In their article, Besnier and Brownell discuss the concept of liminality and the differentiation of game from ritual. They reference at least one scholar who warns against the overuse of the word ritual, likely believing that if the term is applied too indiscriminately, the social power and influence of “true” rituals might be considered less valuable. However, it seems to me that the idea of profane rituals exist largely for this purpose: to describe behaviors that may not have the same spiritual significance but still follow the ideals and principles of a ritual. Sports do seem to fit this criteria in most if not all ways. The behavior is stylized, repetitive, and formal; the sport is performed earnestly as a social act; displays are held at specific times and places, and include specific language particular to them. So, while most modern sports are secular and non-spiritual, the roots of certain sports (as discussed in the article) often have religious qualities, and either way, all sports today provide an experiential encounter that reflects ritualism. Because of this, I want to explore to what extent sports can be mapped onto the stages of a rite of passage.
Arnold van Gennep’s work in the late 1950s and early 1960s led to his construction of a pattern detailing the phases within a rite of passage. Here, a rite of passage occurs when an individual changes their status and seeks to legitimize the new status through a series of behaviors that make it recognizable within their community. Gennep’s stages are outlined in the graphic, as well as a non-sport example to better illustrate the concept. While this structure is likely not applicable to every single sport, I believe these stages are largely relevant to the experience of an individual who seeks to become part of a team (rather than a fan or an observer). The first step is separation, which can be either literal (physical separation) or social and symbolic. This indicates a shift away from one’s old status and
defines the goal or eventual outcome, which in this case is to “make the team.” While this may be facilitated by outside parties like a coach or other administrator, it is often a self-selecting process, where individuals want to be part of a select group with the knowledge that they will have to vie for one of a limited number of spaces.

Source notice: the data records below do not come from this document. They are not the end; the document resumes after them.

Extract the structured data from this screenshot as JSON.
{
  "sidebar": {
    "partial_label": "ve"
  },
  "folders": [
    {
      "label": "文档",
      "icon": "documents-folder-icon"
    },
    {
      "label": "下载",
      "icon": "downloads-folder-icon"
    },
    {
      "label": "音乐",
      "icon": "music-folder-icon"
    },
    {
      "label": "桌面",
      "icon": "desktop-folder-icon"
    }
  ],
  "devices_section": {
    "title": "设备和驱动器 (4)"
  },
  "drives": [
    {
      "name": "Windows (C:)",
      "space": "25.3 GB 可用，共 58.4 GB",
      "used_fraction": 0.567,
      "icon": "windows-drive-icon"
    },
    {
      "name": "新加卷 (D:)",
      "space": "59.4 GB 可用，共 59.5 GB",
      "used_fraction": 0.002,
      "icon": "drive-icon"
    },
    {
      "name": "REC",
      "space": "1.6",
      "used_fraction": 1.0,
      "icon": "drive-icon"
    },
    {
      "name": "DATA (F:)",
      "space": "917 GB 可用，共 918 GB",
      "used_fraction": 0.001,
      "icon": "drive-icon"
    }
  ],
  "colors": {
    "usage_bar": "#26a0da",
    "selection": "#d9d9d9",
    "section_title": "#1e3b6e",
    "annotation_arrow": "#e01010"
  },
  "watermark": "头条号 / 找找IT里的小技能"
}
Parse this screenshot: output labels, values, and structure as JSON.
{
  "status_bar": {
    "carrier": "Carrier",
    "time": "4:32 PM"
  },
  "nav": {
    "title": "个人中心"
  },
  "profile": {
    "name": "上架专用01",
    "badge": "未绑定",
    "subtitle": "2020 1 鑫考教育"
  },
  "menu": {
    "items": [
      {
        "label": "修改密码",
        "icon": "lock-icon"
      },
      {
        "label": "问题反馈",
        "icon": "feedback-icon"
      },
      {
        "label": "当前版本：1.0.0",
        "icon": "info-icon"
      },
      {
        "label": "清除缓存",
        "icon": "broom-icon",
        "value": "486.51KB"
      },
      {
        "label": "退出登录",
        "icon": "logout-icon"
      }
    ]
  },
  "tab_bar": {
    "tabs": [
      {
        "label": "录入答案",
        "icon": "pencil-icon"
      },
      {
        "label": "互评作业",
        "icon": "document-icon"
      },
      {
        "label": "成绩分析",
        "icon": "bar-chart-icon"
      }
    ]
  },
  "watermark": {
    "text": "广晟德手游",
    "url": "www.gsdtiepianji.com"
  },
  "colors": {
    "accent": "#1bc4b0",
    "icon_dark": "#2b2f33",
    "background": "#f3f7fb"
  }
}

Next comes the phase of liminality, which is the key transition stage in the shaping of a new identity. It acts as a form of social limbo, because the individual in a way has no status. For an aspiring athlete, this would not technically be true; one might still hold the status of student, for example, as well as its subsequent role, during the time that they are competing with their peers for a spot on a team. However, their status has still been called into question, and is no longer a static fact. An essential part of this stage is a process that includes both education of the initiate and some sort of trial to be passed. Such education would necessarily be learning the finer parts of the sport, studying lineups, practicing new strategies, etc. The trial part would be the tryout itself, a challenge that the individual has ideally been psychologically and physically prepared for, but that they ultimately must complete themselves. In some cases, hazing might also fall into this category.

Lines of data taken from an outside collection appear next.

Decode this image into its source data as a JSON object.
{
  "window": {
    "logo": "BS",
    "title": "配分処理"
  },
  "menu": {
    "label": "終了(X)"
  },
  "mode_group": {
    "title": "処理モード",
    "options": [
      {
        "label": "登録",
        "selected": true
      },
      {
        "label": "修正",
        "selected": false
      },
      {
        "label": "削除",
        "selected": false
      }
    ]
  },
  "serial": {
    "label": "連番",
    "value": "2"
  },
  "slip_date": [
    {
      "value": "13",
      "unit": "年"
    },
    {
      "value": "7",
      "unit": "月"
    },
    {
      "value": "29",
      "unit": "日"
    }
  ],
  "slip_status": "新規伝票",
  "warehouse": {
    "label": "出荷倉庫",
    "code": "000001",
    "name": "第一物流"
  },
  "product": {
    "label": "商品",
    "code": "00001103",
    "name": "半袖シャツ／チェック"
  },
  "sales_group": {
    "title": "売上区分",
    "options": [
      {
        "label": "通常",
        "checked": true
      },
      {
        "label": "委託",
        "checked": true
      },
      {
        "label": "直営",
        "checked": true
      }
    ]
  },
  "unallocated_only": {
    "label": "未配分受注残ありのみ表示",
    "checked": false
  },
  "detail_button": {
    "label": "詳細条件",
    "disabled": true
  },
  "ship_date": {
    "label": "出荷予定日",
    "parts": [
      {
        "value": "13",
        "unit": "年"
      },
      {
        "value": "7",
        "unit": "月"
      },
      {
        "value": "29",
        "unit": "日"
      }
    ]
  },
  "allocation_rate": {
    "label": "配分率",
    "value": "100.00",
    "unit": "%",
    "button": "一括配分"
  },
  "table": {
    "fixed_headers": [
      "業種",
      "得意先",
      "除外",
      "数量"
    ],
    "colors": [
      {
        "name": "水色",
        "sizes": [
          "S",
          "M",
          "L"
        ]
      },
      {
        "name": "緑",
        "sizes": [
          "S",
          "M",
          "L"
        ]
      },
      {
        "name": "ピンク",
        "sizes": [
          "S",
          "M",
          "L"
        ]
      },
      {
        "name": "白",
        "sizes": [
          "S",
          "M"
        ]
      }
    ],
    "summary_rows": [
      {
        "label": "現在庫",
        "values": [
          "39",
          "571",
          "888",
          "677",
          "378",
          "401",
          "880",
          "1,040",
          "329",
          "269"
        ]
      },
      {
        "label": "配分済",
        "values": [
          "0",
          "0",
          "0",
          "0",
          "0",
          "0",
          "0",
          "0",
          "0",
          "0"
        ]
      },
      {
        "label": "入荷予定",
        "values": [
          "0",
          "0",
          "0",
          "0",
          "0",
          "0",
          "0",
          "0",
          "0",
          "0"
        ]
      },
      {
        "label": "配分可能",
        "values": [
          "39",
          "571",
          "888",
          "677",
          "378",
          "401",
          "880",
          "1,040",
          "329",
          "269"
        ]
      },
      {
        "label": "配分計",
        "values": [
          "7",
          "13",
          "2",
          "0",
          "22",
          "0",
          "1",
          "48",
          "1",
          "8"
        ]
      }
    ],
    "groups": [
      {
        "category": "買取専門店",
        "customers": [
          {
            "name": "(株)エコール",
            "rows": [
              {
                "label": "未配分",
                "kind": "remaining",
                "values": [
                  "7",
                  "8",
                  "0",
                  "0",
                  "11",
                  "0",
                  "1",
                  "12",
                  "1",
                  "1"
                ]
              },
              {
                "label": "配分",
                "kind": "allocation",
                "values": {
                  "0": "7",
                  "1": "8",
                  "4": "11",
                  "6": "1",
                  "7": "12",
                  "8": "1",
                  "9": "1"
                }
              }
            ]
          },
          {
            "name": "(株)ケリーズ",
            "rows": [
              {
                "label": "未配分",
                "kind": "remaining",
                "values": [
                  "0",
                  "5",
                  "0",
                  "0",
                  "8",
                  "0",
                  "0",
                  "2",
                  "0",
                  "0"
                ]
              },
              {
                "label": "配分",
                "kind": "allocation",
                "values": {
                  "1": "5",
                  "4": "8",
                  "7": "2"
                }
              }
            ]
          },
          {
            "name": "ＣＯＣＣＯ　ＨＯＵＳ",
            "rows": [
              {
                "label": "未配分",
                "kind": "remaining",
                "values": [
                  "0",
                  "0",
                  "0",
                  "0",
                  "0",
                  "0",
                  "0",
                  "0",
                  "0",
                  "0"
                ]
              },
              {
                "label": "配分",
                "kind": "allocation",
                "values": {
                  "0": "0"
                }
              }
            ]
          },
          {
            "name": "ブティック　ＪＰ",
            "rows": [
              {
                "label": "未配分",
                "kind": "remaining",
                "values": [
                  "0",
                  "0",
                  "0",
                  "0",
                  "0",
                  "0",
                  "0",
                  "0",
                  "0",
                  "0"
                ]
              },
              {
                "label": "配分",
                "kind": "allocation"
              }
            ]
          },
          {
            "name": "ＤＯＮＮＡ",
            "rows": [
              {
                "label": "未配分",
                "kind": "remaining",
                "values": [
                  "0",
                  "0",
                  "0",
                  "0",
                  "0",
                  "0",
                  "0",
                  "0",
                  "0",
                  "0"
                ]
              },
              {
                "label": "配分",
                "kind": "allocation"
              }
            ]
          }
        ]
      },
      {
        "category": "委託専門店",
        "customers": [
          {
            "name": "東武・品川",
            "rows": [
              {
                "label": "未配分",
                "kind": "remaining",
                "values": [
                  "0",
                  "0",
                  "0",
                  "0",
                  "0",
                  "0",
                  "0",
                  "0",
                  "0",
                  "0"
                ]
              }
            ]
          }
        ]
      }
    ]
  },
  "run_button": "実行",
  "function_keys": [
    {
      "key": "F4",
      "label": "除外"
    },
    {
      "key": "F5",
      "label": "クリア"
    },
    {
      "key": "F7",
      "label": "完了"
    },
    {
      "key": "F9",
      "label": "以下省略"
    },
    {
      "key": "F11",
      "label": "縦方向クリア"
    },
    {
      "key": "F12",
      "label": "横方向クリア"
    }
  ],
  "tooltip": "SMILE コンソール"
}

Finally, the act (or acts) of reintegration follows to conclude the process. At this point, the individual is prompted to “re-enter” society with their new status; often, the status is designed to be displayed in some way, such as through a jersey, team bag, etc. As long as the individual’s performance of this new status and associated role are deemed sufficient, they are accepted into their new status by the general population. The only problem in applying this to sports comes in the fact that in most rituals, individuals are assumed to ascend to a new status, whereas in the case of tryouts, some people often do not make the cut. Nevertheless, this one minor divergence does not invalidate the other arguments or the larger function of sport as ritualistic behavior. For that majority that does become part of the team, the pattern they follow mirrors numerous transitions they will experience in their lives, from the biological to cultural. The ultimate goal of acceptance and conformity is served, as individuals integrate themselves into a new community that redefines their identity both physically and socially, thereby fulfilling the primary purpose of a ritual.